EXTRACTED INFORMATION Start Marker
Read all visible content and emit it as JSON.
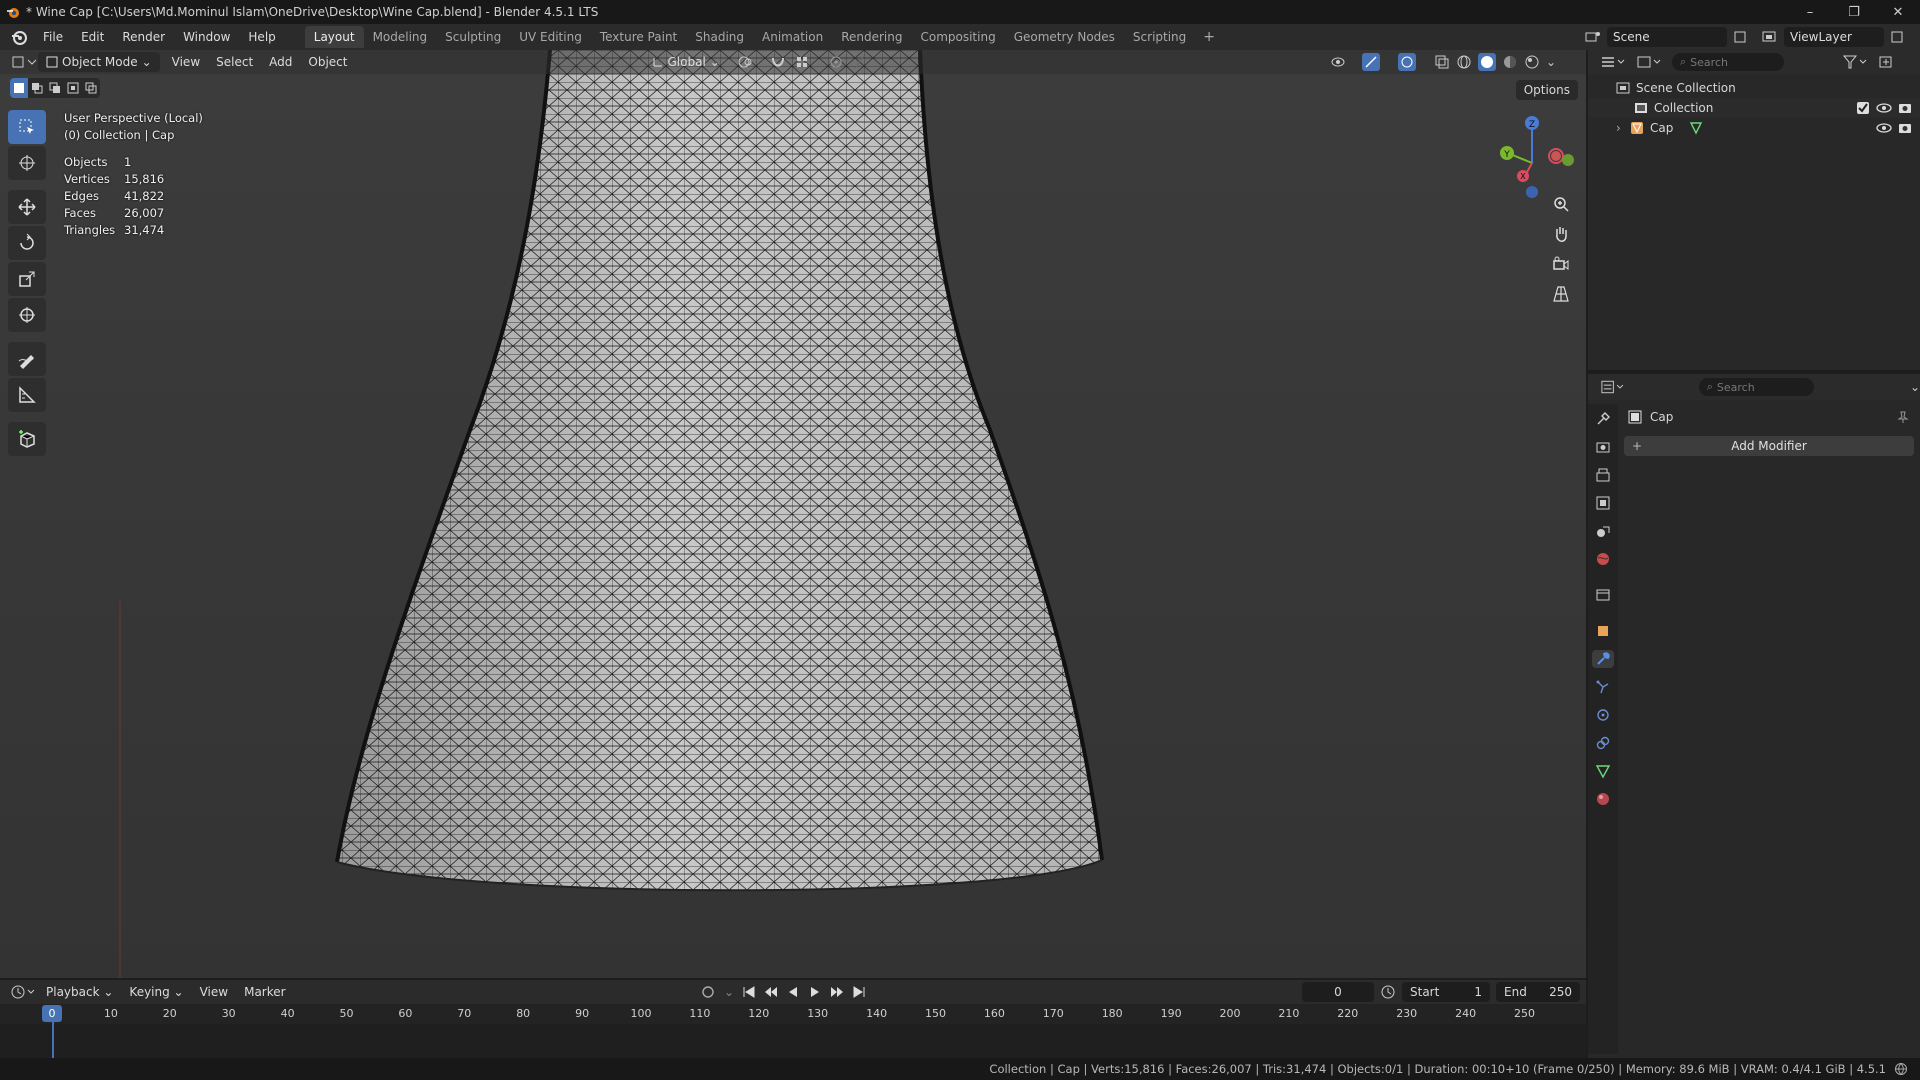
{
  "window": {
    "title": "* Wine Cap [C:\\Users\\Md.Mominul Islam\\OneDrive\\Desktop\\Wine Cap.blend] - Blender 4.5.1 LTS",
    "minimize": "–",
    "maximize": "❐",
    "close": "✕"
  },
  "menu": [
    "File",
    "Edit",
    "Render",
    "Window",
    "Help"
  ],
  "workspaces": [
    "Layout",
    "Modeling",
    "Sculpting",
    "UV Editing",
    "Texture Paint",
    "Shading",
    "Animation",
    "Rendering",
    "Compositing",
    "Geometry Nodes",
    "Scripting"
  ],
  "active_workspace": "Layout",
  "scene": "Scene",
  "view_layer": "ViewLayer",
  "viewport": {
    "mode": "Object Mode",
    "menus": [
      "View",
      "Select",
      "Add",
      "Object"
    ],
    "orientation": "Global",
    "options": "Options",
    "perspective": "User Perspective (Local)",
    "collection_info": "(0) Collection | Cap",
    "stats": [
      {
        "label": "Objects",
        "value": "1"
      },
      {
        "label": "Vertices",
        "value": "15,816"
      },
      {
        "label": "Edges",
        "value": "41,822"
      },
      {
        "label": "Faces",
        "value": "26,007"
      },
      {
        "label": "Triangles",
        "value": "31,474"
      }
    ],
    "gizmo": {
      "z": "Z",
      "y": "Y",
      "x": "X"
    }
  },
  "outliner": {
    "search_placeholder": "Search",
    "root": "Scene Collection",
    "collection": "Collection",
    "object": "Cap"
  },
  "properties": {
    "search_placeholder": "Search",
    "object_name": "Cap",
    "add_modifier": "Add Modifier"
  },
  "timeline": {
    "menus": [
      "Playback",
      "Keying",
      "View",
      "Marker"
    ],
    "current_frame": "0",
    "start_label": "Start",
    "start_value": "1",
    "end_label": "End",
    "end_value": "250",
    "ticks": [
      "0",
      "10",
      "20",
      "30",
      "40",
      "50",
      "60",
      "70",
      "80",
      "90",
      "100",
      "110",
      "120",
      "130",
      "140",
      "150",
      "160",
      "170",
      "180",
      "190",
      "200",
      "210",
      "220",
      "230",
      "240",
      "250"
    ]
  },
  "statusbar": "Collection | Cap | Verts:15,816 | Faces:26,007 | Tris:31,474 | Objects:0/1 | Duration: 00:10+10 (Frame 0/250) | Memory: 89.6 MiB | VRAM: 0.4/4.1 GiB | 4.5.1",
  "colors": {
    "accent": "#4772b3",
    "viewport_bg": "#3a3a3a",
    "panel_bg": "#282828"
  }
}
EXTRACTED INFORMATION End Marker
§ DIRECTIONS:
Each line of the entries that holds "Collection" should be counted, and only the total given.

§ ANSWER SPACE:
4